▶ **Work required**
Consider each line of the material below and note whether it holds "learners". State how many do, and nothing else.
########################################
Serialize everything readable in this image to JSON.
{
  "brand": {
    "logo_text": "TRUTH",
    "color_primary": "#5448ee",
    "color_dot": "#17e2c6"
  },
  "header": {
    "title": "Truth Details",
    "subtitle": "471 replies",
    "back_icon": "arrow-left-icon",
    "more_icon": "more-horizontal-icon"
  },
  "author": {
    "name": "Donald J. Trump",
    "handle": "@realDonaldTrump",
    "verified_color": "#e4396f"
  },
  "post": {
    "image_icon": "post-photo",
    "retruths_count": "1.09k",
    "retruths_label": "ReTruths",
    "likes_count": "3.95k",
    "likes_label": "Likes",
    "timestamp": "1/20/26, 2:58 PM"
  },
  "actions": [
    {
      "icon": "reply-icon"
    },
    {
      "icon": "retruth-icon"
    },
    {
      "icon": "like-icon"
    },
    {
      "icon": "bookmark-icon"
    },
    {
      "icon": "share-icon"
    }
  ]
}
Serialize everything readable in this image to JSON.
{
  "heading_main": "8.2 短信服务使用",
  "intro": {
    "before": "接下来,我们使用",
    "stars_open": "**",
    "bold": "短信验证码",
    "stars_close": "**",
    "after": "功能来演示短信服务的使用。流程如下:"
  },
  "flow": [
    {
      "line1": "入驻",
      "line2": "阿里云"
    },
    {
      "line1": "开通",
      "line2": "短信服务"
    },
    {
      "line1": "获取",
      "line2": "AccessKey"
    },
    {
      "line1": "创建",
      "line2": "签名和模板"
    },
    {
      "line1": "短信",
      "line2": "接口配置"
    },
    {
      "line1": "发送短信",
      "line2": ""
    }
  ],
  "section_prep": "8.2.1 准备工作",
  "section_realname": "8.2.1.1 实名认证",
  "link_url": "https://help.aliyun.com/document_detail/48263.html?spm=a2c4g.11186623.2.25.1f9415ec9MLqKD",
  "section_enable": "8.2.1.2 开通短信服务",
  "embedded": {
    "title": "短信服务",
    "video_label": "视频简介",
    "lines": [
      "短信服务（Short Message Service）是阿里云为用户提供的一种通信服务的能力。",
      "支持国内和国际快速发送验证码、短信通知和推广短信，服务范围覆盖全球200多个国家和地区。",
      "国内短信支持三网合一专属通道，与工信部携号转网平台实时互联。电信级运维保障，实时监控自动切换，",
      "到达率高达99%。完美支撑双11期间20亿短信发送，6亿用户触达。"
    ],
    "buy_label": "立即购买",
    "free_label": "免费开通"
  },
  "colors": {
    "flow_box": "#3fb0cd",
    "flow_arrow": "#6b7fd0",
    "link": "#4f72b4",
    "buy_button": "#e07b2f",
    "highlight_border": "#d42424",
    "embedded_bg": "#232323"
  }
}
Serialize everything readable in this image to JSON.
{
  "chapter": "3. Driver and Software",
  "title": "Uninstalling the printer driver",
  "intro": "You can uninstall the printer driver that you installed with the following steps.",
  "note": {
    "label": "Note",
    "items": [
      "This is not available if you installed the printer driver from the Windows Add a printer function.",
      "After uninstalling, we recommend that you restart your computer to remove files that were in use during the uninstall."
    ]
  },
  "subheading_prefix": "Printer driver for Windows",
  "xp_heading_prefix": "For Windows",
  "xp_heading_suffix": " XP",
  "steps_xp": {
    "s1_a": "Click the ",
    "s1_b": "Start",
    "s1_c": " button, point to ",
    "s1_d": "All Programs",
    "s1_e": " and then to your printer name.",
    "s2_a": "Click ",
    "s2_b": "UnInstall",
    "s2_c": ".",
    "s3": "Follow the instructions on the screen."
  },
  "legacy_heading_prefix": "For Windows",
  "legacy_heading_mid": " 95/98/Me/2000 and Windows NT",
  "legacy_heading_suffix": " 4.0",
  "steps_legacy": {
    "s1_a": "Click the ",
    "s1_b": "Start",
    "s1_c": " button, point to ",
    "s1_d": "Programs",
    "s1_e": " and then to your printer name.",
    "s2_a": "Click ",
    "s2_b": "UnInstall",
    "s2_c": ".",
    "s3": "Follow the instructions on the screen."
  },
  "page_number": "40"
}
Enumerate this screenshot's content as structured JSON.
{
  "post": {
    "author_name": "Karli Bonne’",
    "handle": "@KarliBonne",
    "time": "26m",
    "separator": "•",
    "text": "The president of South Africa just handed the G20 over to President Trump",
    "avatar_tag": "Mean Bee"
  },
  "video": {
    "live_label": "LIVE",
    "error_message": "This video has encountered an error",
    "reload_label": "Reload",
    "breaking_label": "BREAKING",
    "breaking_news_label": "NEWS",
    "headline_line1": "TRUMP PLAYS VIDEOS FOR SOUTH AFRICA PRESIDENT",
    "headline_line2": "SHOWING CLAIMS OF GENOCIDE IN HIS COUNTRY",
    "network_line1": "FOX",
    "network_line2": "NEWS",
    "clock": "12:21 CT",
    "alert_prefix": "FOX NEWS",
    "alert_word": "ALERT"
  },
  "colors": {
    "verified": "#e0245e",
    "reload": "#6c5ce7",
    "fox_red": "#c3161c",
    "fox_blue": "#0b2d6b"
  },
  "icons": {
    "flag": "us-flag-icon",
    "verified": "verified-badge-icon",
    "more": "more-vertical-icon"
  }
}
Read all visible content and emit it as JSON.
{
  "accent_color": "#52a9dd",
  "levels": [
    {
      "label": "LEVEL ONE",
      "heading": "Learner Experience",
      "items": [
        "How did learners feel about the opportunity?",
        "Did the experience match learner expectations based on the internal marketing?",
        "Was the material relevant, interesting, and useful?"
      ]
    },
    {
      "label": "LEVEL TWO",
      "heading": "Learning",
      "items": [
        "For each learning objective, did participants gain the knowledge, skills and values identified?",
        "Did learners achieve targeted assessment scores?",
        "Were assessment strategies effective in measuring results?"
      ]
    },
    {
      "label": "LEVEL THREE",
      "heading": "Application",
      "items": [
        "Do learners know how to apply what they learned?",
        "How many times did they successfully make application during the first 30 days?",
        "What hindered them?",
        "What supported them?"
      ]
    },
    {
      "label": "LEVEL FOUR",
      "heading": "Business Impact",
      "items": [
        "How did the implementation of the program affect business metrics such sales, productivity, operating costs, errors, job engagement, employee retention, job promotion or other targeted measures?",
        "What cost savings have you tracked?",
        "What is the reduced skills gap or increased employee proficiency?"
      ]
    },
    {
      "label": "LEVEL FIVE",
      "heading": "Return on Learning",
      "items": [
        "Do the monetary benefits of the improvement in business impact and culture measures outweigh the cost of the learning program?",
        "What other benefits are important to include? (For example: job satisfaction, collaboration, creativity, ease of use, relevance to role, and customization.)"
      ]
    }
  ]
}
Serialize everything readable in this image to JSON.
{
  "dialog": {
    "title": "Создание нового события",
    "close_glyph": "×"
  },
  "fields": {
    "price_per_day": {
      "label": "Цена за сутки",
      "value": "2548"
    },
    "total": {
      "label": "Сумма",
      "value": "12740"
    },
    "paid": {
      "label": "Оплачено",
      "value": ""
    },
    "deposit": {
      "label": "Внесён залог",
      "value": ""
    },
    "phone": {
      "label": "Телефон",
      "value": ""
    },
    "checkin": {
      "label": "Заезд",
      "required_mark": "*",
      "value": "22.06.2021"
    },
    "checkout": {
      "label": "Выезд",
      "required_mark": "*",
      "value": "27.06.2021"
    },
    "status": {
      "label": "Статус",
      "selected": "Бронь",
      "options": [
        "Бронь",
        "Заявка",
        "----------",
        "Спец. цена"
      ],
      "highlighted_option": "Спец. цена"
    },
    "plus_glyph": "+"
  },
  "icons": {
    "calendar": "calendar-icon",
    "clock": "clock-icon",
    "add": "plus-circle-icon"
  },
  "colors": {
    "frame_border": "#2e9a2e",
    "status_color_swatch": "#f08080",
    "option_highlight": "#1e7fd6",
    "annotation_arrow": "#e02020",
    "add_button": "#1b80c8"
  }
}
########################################
▶ **Exercise solution**
3